<Sigh> This is it: Doune Castle. It turned out to be our last destination in Scotland and, although I still had a bunch of fun things up my sleeve and we were looking forward to seeing our English friends, it was hard to leave what is very likely our favorite country. I feel like I can breathe again in Scotland, with less people than in the States and most of them friendly; majestic scenery; and also, of course, no deadlines looming over my head. One year later and I still miss Scotland just as much as I did the second we drove over the border and into England.
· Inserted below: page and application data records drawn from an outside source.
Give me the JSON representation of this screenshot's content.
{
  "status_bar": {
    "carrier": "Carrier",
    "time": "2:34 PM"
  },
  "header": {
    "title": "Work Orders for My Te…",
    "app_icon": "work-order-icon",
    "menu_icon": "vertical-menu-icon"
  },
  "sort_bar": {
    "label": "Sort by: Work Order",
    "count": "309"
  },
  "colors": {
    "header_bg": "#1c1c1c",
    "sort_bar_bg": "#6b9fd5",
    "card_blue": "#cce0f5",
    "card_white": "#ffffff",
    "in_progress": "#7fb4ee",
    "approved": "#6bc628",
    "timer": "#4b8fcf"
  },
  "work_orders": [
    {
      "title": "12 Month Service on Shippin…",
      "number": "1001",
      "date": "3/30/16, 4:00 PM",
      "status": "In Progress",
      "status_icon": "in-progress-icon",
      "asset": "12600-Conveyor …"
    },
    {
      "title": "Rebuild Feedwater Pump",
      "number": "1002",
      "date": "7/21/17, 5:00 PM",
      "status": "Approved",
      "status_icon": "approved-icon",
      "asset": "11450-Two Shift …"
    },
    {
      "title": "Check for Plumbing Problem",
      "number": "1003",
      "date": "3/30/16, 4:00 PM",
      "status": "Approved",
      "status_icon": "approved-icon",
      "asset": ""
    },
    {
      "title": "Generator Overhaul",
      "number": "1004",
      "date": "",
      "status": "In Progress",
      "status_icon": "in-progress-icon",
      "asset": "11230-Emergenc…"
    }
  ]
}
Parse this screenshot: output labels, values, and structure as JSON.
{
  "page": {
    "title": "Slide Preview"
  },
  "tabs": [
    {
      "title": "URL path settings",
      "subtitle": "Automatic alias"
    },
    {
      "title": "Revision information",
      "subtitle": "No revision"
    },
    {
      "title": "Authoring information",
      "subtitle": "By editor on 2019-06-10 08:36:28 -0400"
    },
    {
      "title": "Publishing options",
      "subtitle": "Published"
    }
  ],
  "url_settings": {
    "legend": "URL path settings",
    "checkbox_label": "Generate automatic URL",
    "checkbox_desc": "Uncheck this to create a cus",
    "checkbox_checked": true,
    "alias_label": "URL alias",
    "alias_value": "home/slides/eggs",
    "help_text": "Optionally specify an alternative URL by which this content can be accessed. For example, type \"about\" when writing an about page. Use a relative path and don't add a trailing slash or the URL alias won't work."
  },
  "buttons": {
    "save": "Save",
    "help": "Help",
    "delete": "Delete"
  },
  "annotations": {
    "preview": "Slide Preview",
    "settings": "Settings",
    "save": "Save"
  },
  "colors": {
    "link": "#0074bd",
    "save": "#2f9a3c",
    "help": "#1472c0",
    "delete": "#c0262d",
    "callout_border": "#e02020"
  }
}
Doune Castle. Now famous as Castle Leoch, the seat of Clan MacKenzie in the Starz version of Outlander, but known before that as the site of Monty Python and the Holy Grail. Quite fitting, really, when you consider that this ancient castle is now the Holy Grail of Outlander TV fans all over the world. (It’s not the same castle in the book–totally the wrong place in Scotland. Clan MacKenzie was further north, but also the castle is fictional, so there’s that.) We came through after production on the mega-hit television series had wrapped, which I didn’t mind as it meant no crowds and less mud.
Doune is unlike the rest of the castles we visited in that it wasn’t exactly ruins, like Urquhart Castle, but neither was it overly renovated. It’s just the right size for exploration too, which means you’re done before boredom sets in. The thing that sets it above all the others–at least in the eyes of three out of four of us–was that the audio tour, which was included in the price, featured Terry Jones from Monty Python. He gave humorous and succinct descriptions of every place within the castle and then there was an option to hear something extra, including Monty Python sketches. It was highly entertaining. You can see the kids enjoying it:
We had (yet another) gorgeous sunny day–I’m sure the experience would have been a lot less fun in the mud–and there were only a handful of other people. We visited before Outlander aired in the States so when we finally did see the Castle Leoch scenes, I laughed a little. That’s the courtyard two photos above. It’s not nearly as large as it looks in the show. Here’s another angle of it from the castle walls.
There were many moments when we wouldn’t have known what exactly we were looking at if not for the handy audio tour, which was so much better than listening to a live person drone on and on. Plus, you could stop it and rewind if you missed something. Plus, Terry Jones–need I say more? Below is the Lord’s Hall, which was restored in the 1880s. It’s a little jarring to come upon this after all of the medieval stonework.
There was some scaffolding work being done outside when we were there. (No doubt the result of filming there–hey, I’ve been on film sets. Accidents happen. LOL). We were still able to walk up and along the wall, as Claire had done. The view from the wall:
The castle had a tiny gift shop. I usually don’t even let my kids linger too long in them, but we needed to give back the headsets so everybody started window shopping. It was actually one of the best gift shops we visited, especially for its size. If you’re a Monty Python fan, you’ll love the flying cows. My son bought himself a Monty Python book. While I love British and over-the-top (and British over-the-top) humor, to me Monty Python is a guy thing, along with Star Wars and fart jokes, and so much more in this world. Yet, however sick it is, hurled cows are funny:
And so, we are doune with Scotland (I know, I know–it’s my blog so I get to make bad jokes). At this point, our calm meandering took on a little more urgency, as we had the most driving with no stops ahead of us. We had places to be and people to see. I was very sad to say goodbye to Scotland, but I know we’ll be back. I just hope it doesn’t take another 17 years until the next time.
Mar sin leat Alba!
Next: An English Castle of our own.